Choquequirao is a tough trek of 55km / 34 miles with almost 3,000m/9,800ft of both ascent and descent. Visit two extensive sets of Inca ruins – Choquequirao first and then onto Machu Picchu, with several smaller sites on the way.
Responsible tourism: sustainability on the Inca Trail
Porter welfare is a big issue in Cusco and at SAM Travel Peru we have always ensured that our porters are paid a fair wage and are well equipped. We operate all our Inca Trail tours and alternatives treks to Machu Picchu and we are 100% Local and direct local tour operator based in Cusco
We ensure that we:
- Employ local staff, who are paid fair wages and receive free life insurance
- Provide tented accommodation and meals are provided for all trekking staff as well as foam mats, sleeping bags and rain ponchos.
- Give all staff trekking shoes.
- Ensure our porters carry a maximum of only 20kg.
- Offer them backpacks and they generally use back supports.
Looking after the environment in which we walk and work is also paramount to us here at SAM Travel Peru.
- Use clean burning fuel to cook meals
- Ensure porters carry gas stoves and butane bottles.
- Use biodegradable detergents when washing the cooking and eating utensils.

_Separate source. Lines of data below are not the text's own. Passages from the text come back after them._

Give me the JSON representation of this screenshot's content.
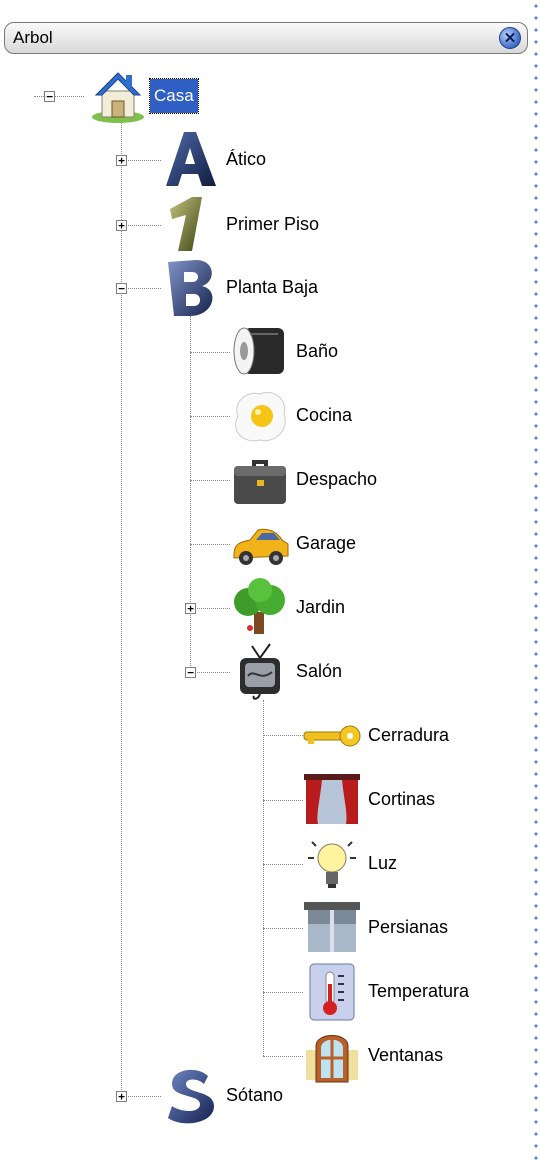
{
  "panel": {
    "title": "Arbol",
    "close_symbol": "✕"
  },
  "tree": {
    "root": {
      "label": "Casa",
      "icon": "house-icon",
      "expander": "−",
      "selected": true
    },
    "floors": [
      {
        "label": "Ático",
        "icon": "letter-a-icon",
        "expander": "+"
      },
      {
        "label": "Primer Piso",
        "icon": "number-one-icon",
        "expander": "+"
      },
      {
        "label": "Planta Baja",
        "icon": "letter-b-icon",
        "expander": "−"
      },
      {
        "label": "Sótano",
        "icon": "letter-s-icon",
        "expander": "+"
      }
    ],
    "rooms": [
      {
        "label": "Baño",
        "icon": "toilet-paper-icon"
      },
      {
        "label": "Cocina",
        "icon": "fried-egg-icon"
      },
      {
        "label": "Despacho",
        "icon": "briefcase-icon"
      },
      {
        "label": "Garage",
        "icon": "car-icon"
      },
      {
        "label": "Jardin",
        "icon": "tree-icon",
        "expander": "+"
      },
      {
        "label": "Salón",
        "icon": "television-icon",
        "expander": "−"
      }
    ],
    "devices": [
      {
        "label": "Cerradura",
        "icon": "key-icon"
      },
      {
        "label": "Cortinas",
        "icon": "curtains-icon"
      },
      {
        "label": "Luz",
        "icon": "light-bulb-icon"
      },
      {
        "label": "Persianas",
        "icon": "blinds-icon"
      },
      {
        "label": "Temperatura",
        "icon": "thermometer-icon"
      },
      {
        "label": "Ventanas",
        "icon": "window-icon"
      }
    ]
  }
}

- Buy Kilometer Zero – buy fresh local produce for all of our treks from markets in each departure town.
- Provide treated water to fill up your bottle, reducing plastic use from plastic bottles
Permits and extra walks in Machu Picchu ruins
|Huayna Picchu||Machu Picchu mountain|
|You need to buy a permit in advance to walk up Huayna Picchu, with limited availability and they do sell out.|
The walk itself is a steep one-hour climb (200m in height difference), much of which is up Inca stairs.
|Just south of the site, and overlooking it, is a 500m climb, up a well-made Inca pathway to some Inca ruins atop. Allow two (sweaty) hours each way through lush forest, keeping a lookout for interesting birds, flowers and snakes sunbathing on the path.|
See more detailed information about the extra hikes in Machu Picchu here!
Other useful tips
- Get trekking fit before you go!
- Learn some local language and interact
- Respect local beliefs and customs, even if they differ from yours
- Bring a water bottle
- Book in advance as permits sell out fast
History of the Inca Trail
The Incas used roads as the spine of their empire, connecting distant towns and sites using llamas to carry goods, ever expanding up to and during the 15th century.
When the Spanish invaded in the 1500s, for reasons unknown they never found the ruins of Machu Picchu, considered the most astronomically significant place in the Inca domain.
It remained hidden until Hiram Bingham famously ‘discovered’ Machu Picchu in 1911. On a later visit in 1915, he noted a trail leading from Patallacta in the direction of Machu Picchu. It is Patallacta the Inca site that modern day Inca Trail trekkers visit first after disembarking from the train at KM82.
Explorer Paul Fejos arrived in the 1940s to follow that clue from Bingham, clearing the path for what forms the basis of the trek we know today.
In the 1970s backpackers were able to follow a rough map to Machu Picchu – no guides or permits needed – and the increasing popularity of the trek and the ruins has led us to the modern-day permit system.